There are other minor benefits: the system will hold a higher pressure than tubeless as the innertube helps lock the tyre bead to the rim hook; it won’t burp air if it hits a bump; and only half the usual amount of sealant is needed because it doesn’t need to address tyre sidewall porosity or to complete the seal between tyre and rim.
How to do it
You’ll need a detachable (not tubular) tyre, an innertube with a removable valve core, tubular tyre cement and tubeless tyre sealant. Ideally the tube should need to stretch slightly to fill the tyre; don’t use one that is too wide as it will bunch up inside the tyre.
I used Continental tubular cement, which can readily be applied in a thin, even layer. You may also need one of the various tubeless repair kits in case you get a puncture the sealant won’t fix.
- Wash the tyre to remove any residual mould-release agent and the tube to get rid of any talc, both of which will impair adhesion. Car shampoo and a rinse will do the job. Dry both the tyre and tube.
- Ideally, invert the tyre so the inside surface is accessible for gluing. The job is easier if you have a suitable support for the tyre.
- Apply a thin coating of tubular cement to the inside surface of the tyre over an area corresponding to the tread cap on the outside. (The unglued section of sidewall will allow the corresponding part of the tube to be moved aside for easy removal and installation of the tyre/tube assembly.) Allow the cement to dry until slightly tacky. Don’t glue the tube.
- Revert the tyre to its correct, tread-outward shape. Lightly inflate the tube so it holds its shape but doesn’t expand and place the tube inside the tyre pocket. It should rest lightly in the tyre. Do not try to make it stick firmly yet.
- Place the wheel inside the tyre and tube with the valve in the rim hole, then fit each bead inside the rim in turn as if fitting a regular tyre and tube. The tube should now be sitting inside the tyre but without pressing against the glued inner tyre surface.
- Check the tyre is evenly spaced around the rim and inflate the tube to about 20psi. The aim is to ensure the tube expands against the inside of the tyre without a twist or kink, which can distort the tyre. Check the tyre beads are seated correctly and that the tyre runs true, then inflate fully. This will stick the tube firmly to the inside of the tyre.
- Deflate the tyre/tube system, remove the valve core and add sealant. You’ll need about half the usual amount as it does not need to seal the tyre/rim interface or any tyre sidewall porosities. Inflate to your preferred pressure.
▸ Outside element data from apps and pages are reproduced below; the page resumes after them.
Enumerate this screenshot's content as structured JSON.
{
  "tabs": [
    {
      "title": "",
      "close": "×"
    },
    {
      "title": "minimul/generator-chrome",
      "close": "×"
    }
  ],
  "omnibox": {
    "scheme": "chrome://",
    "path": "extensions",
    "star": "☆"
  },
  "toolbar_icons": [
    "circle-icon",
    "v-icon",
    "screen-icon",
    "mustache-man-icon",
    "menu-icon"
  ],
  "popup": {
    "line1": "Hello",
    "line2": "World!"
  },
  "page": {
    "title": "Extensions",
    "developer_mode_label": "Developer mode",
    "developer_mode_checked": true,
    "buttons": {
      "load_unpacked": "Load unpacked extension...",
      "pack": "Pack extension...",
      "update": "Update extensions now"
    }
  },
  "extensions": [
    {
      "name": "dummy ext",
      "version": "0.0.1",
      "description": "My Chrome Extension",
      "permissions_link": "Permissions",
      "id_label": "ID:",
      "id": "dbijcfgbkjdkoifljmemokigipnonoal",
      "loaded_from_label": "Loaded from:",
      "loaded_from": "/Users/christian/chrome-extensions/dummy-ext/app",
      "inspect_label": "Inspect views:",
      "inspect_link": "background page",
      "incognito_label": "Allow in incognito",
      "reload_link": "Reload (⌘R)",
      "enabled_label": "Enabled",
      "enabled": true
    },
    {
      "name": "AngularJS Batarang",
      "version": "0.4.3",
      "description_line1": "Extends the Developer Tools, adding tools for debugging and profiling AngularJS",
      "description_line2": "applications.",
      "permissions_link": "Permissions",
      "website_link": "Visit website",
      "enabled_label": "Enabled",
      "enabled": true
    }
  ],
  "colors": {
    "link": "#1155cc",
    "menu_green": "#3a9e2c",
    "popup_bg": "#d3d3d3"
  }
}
Then ride.
I won’t be gluing tubes inside the tubeless-ready tyres on my tubeless rimmed wheels, mainly because there’s no point adding the weight of a tube to a system that, for the most part, works better without it.
Whether stuck to the tyre carcass or not, a tube adds a layer of rubber that cannot help but add to tyre stiffness, increasing rolling resistance and reducing ride comfort. As noted, adding a tube to an all-tubeless system can make tyre fitting a real pain.
A faux tubeless innertube is as vulnerable to a pinch flat as a regular one, making the idea of little use to anyone running low inflation pressures off road.
What about a cut beyond the repair capacity of a plug? The faux tubeless innertube can be peeled from the tyre without much trouble, the tyre booted and a spare tube used as usual. (As with tubeless, the tyre must be inspected for embedded thorns showing on the inside, which will puncture a new tube.)
I will be gluing innertubes inside tubeless-ready tyres for use on non-tubeless rims (I’ve already done it with some Rene Herse tyres) and inside conventional clincher tyres for use on tubeless and conventional rims (such as the Grand Bois Hetre pictured).
Faux tubeless is something anyone can do at home. It provides tubeless levels of anti-flat performance without the need for the tyre and rim technology.